as we begin this crisp Fall day by tossing our gear into our friend Garys car and
heading north towards Stratford. We had spent the majority of the day before in transit
from London to Bath, and then to Garys place in Bristol for the night.
The beauty of the day helps us decide to follow the scenic path of
interconnecting country lanes rather than the faster, but less charming, highway route. As
we weave our way round graceful curves and over gentle hills, we pass families on
horseback and groups of cyclists out for some fresh air during a days ride in the
sun. The burning colors of the Autumn leaves flash rusty red, fiery orange, and glowing
yellow in the gentle breeze as they slowly twist and turn upon, and occasionally break
from, their branches and float to the ground. We pass an occasional farmhouse, carefully
constructed of gray stone walls and slate shingle roofs, standing steady to its claim of
the surrounding land and livestock. This is the English countryside in all its Autumn
"Don't hit the peacock!" Gary slows the
car as the stately fowl struts by in front of us on his way across the parking lot. We've
made it to the grounds of Warwick Castle, one of the best preserved in all of Britain, and
for that matter, probably all of Europe. It is from the banks of the River Avon (of
Shakespeare and Stratford fame), that the castle majestically rises up to meet the sky.
This exquisite example of Mediaeval Castles began life as a heavily fortified village in
1068 when William the Conqueror started things by building a few well placed walls.
that, most of its life was spent serving the mighty Earls of Warwick as they helped forge
England's history with their key roles in the War of the Roses and the Hundred Years War
with France. The good condition of the castle is due in large part to its use as a
residence (and backdrop for some VERY exclusive entertaining) up until just about 40 years
Complete with dark, dusky dungeon, well outfitted torture
chamber, extravagant banquet rooms, large armory, and two towering turrets, our tour of
the hallowed halls of this stately castle make it easy to imagine what daily life must
have been like, for peasants and royalty alike, here in the middle ages.
Laura and I decide that the best way to get an overall feel for the inviting and historic
city of York is to walk around - literally. Walk around the city on the town walls that
is. About 3/4 of the old city walls are still intact, providing an elevated, encircling
path just perfect for surveying the olden city from its outskirts inward. A tangible
record of York's history is displayed through the layers of different bricks in the once
protective walls. Roman bricks on the bottom. Danish and Norman laying on top of them. And
finally, the bricks of the wall's 14th century 'new' addition resting on top.
The thick fog makes the cold, damp walk even more reminiscent of the days, hundreds of
years before, when this town was a medieval center of culture and trade.
Having walked up a little appetite, we pop into a pub for a bit

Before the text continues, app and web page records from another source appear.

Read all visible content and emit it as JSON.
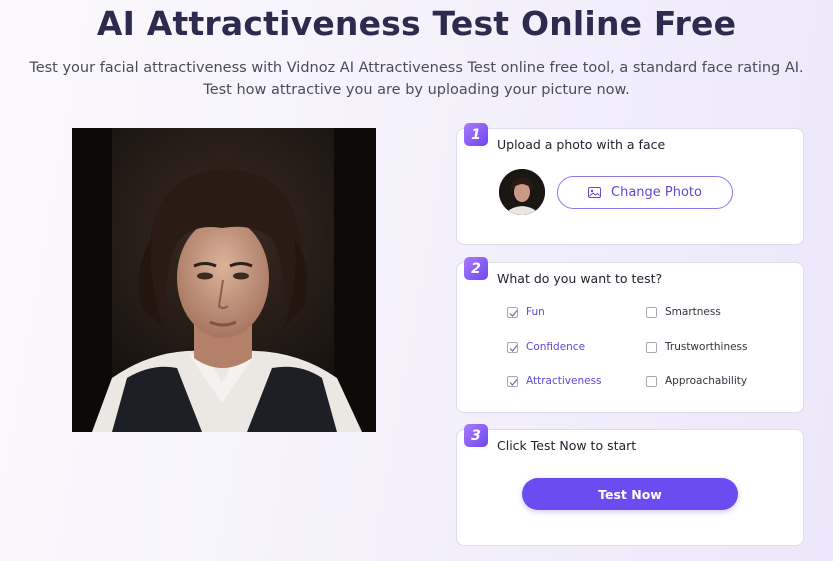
{
  "header": {
    "title": "AI Attractiveness Test Online Free",
    "subtitle_line1": "Test your facial attractiveness with Vidnoz AI Attractiveness Test online free tool, a standard face rating AI.",
    "subtitle_line2": "Test how attractive you are by uploading your picture now."
  },
  "step1": {
    "number": "1",
    "title": "Upload a photo with a face",
    "change_photo_label": "Change Photo",
    "change_photo_icon": "image-icon"
  },
  "step2": {
    "number": "2",
    "title": "What do you want to test?",
    "options": [
      {
        "label": "Fun",
        "checked": true
      },
      {
        "label": "Smartness",
        "checked": false
      },
      {
        "label": "Confidence",
        "checked": true
      },
      {
        "label": "Trustworthiness",
        "checked": false
      },
      {
        "label": "Attractiveness",
        "checked": true
      },
      {
        "label": "Approachability",
        "checked": false
      }
    ]
  },
  "step3": {
    "number": "3",
    "title": "Click Test Now to start",
    "test_now_label": "Test Now"
  },
  "colors": {
    "accent": "#6b4cf0",
    "title": "#2c2a4d",
    "checked_text": "#5a4bd9"
  }
}
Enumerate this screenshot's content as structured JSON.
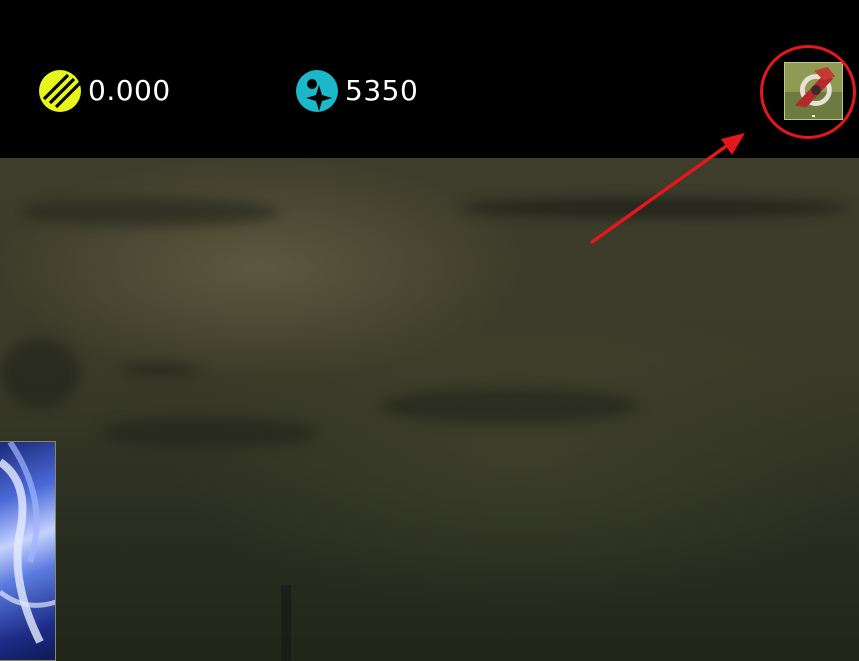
{
  "topbar": {
    "energy": {
      "value": "0.000",
      "icon": "energy-stripes-icon",
      "color": "#e6f51c"
    },
    "gems": {
      "value": "5350",
      "icon": "star-drop-icon",
      "color": "#1cb7c9"
    },
    "avatar": {
      "icon": "player-avatar-icon"
    }
  },
  "annotation": {
    "color": "#e3171c",
    "shape": "circle-with-arrow"
  }
}
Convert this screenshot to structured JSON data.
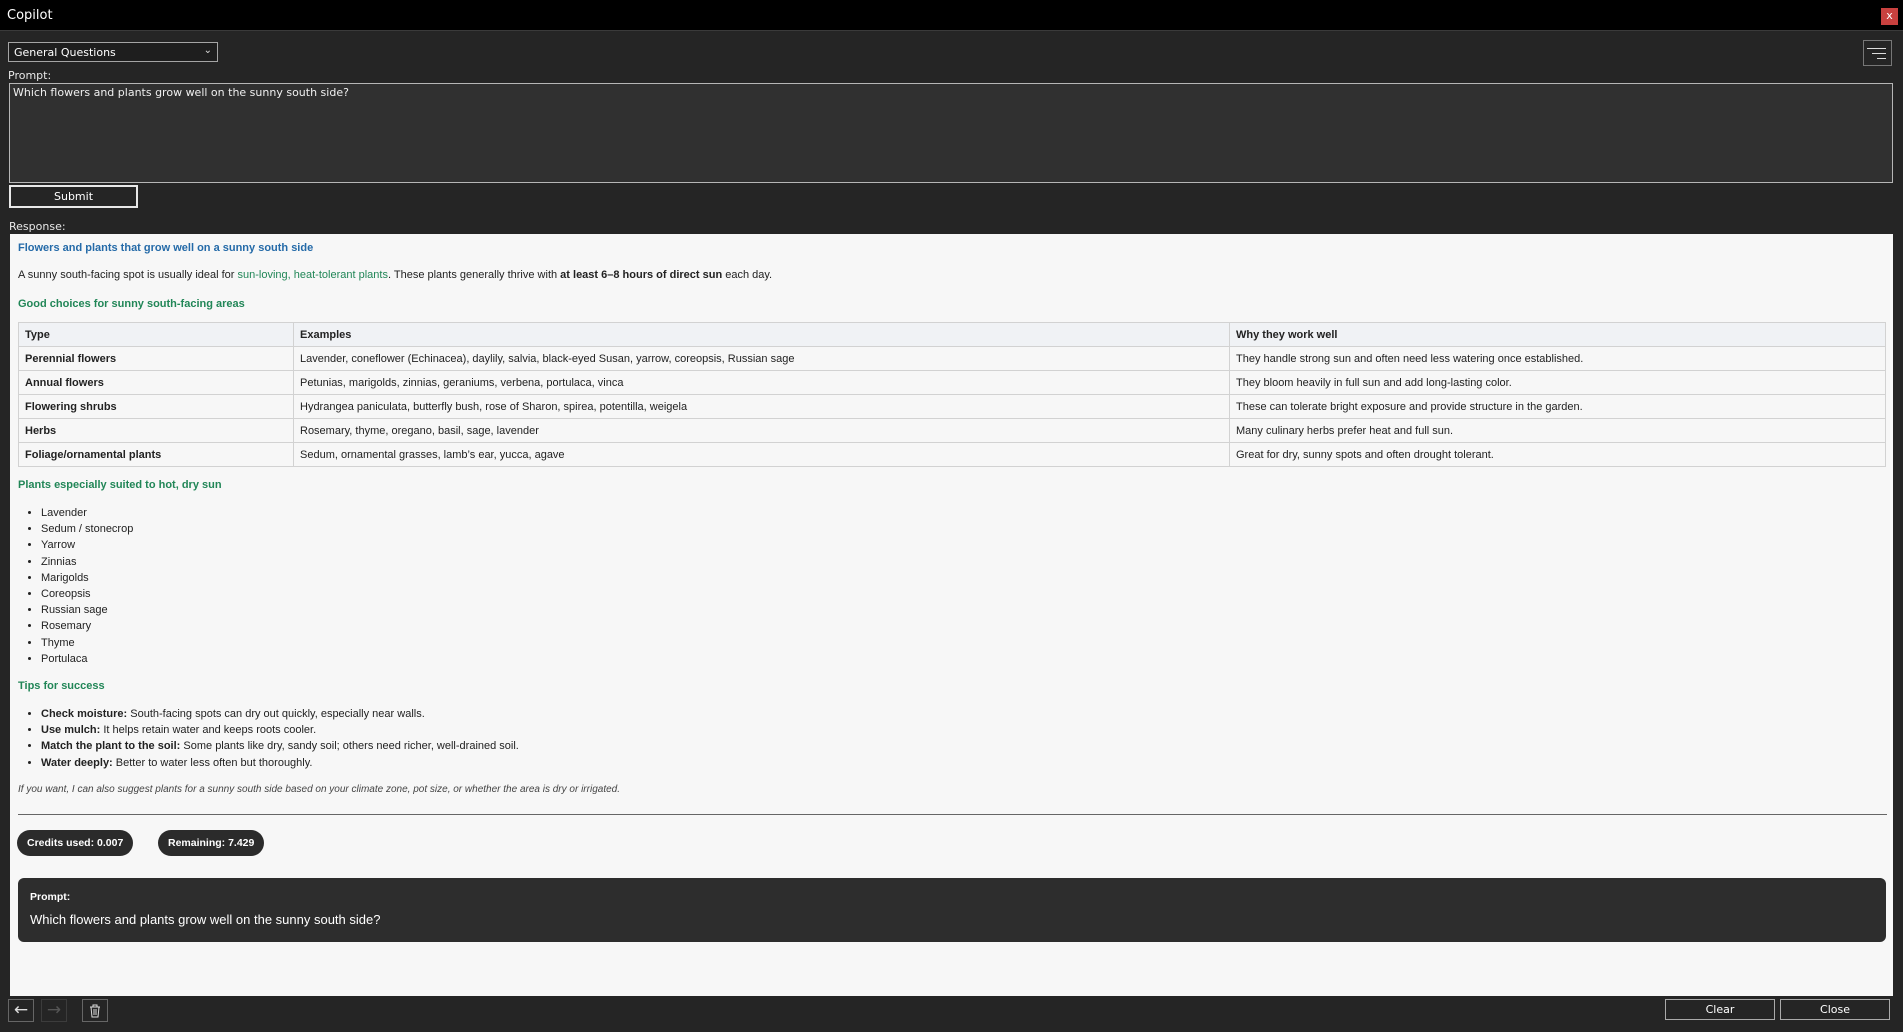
{
  "window": {
    "title": "Copilot",
    "close_glyph": "x"
  },
  "category_select": {
    "value": "General Questions"
  },
  "prompt": {
    "label": "Prompt:",
    "value": "Which flowers and plants grow well on the sunny south side?"
  },
  "submit_label": "Submit",
  "response_label": "Response:",
  "response": {
    "heading": "Flowers and plants that grow well on a sunny south side",
    "intro": {
      "before": "A sunny south-facing spot is usually ideal for ",
      "highlight": "sun-loving, heat-tolerant plants",
      "middle": ". These plants generally thrive with ",
      "bold": "at least 6–8 hours of direct sun",
      "after": " each day."
    },
    "good_choices_heading": "Good choices for sunny south-facing areas",
    "table": {
      "headers": [
        "Type",
        "Examples",
        "Why they work well"
      ],
      "rows": [
        [
          "Perennial flowers",
          "Lavender, coneflower (Echinacea), daylily, salvia, black-eyed Susan, yarrow, coreopsis, Russian sage",
          "They handle strong sun and often need less watering once established."
        ],
        [
          "Annual flowers",
          "Petunias, marigolds, zinnias, geraniums, verbena, portulaca, vinca",
          "They bloom heavily in full sun and add long-lasting color."
        ],
        [
          "Flowering shrubs",
          "Hydrangea paniculata, butterfly bush, rose of Sharon, spirea, potentilla, weigela",
          "These can tolerate bright exposure and provide structure in the garden."
        ],
        [
          "Herbs",
          "Rosemary, thyme, oregano, basil, sage, lavender",
          "Many culinary herbs prefer heat and full sun."
        ],
        [
          "Foliage/ornamental plants",
          "Sedum, ornamental grasses, lamb’s ear, yucca, agave",
          "Great for dry, sunny spots and often drought tolerant."
        ]
      ]
    },
    "hot_dry_heading": "Plants especially suited to hot, dry sun",
    "hot_dry_list": [
      "Lavender",
      "Sedum / stonecrop",
      "Yarrow",
      "Zinnias",
      "Marigolds",
      "Coreopsis",
      "Russian sage",
      "Rosemary",
      "Thyme",
      "Portulaca"
    ],
    "tips_heading": "Tips for success",
    "tips": [
      {
        "title": "Check moisture:",
        "text": " South-facing spots can dry out quickly, especially near walls."
      },
      {
        "title": "Use mulch:",
        "text": " It helps retain water and keeps roots cooler."
      },
      {
        "title": "Match the plant to the soil:",
        "text": " Some plants like dry, sandy soil; others need richer, well-drained soil."
      },
      {
        "title": "Water deeply:",
        "text": " Better to water less often but thoroughly."
      }
    ],
    "footnote": "If you want, I can also suggest plants for a sunny south side based on your climate zone, pot size, or whether the area is dry or irrigated.",
    "credits_used": "Credits used: 0.007",
    "remaining": "Remaining: 7.429",
    "prompt_card": {
      "label": "Prompt:",
      "text": "Which flowers and plants grow well on the sunny south side?"
    }
  },
  "bottom": {
    "clear_label": "Clear",
    "close_label": "Close"
  }
}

of - you guessed it - fish and chips. As we check out the hundred-year-old photos and warm
our extremities by the fire, the bartender promptly points out one of the pictures. Off to
the side a bit, it seems to be the only one of the group taken recently. He proudly tells
us that this is one of a handful of snapshots showing the pub's resident ghost. The beauty
of a spirit seems to be in the eyes of the beholder, or more accurately, the believer. In
this case it is certainly up to each viewer to determine for themselves if the spooky,
white, smoke-like shape of a man's shadow is the result of old, unbalanced film, or really
the ghost of a pubsman past. Either way, it's a thought provoking photo.
And provoke our thoughts it does. For it was on that very
evening that we decide to answer the call of our curiosity and go on one of York's
'frightfully fiendish' ghost walks. As we join others patiently waiting for the tour's
'guide', both the chill and the fog settle in for the evening. A somewhat odd looking
young man dressed in formal shirt and suit, and donning tattered cape and tophat, seems to
come from nowhere to step into the middle of the scattered group. Then, without saying a
word, motions us all to come in a little closer. He looks each of us directly into the
eyes, one at a time, as he turns slowly around on his heels.
you ready for our little adventure?" He suddenly screams, visibly startling at least
half of the group. "Well then, come along!" He then leads us through some of the
back lanes and alleyways of this historical English town, relating one tale, then another,
of past citizens and their often ghastly means of demise.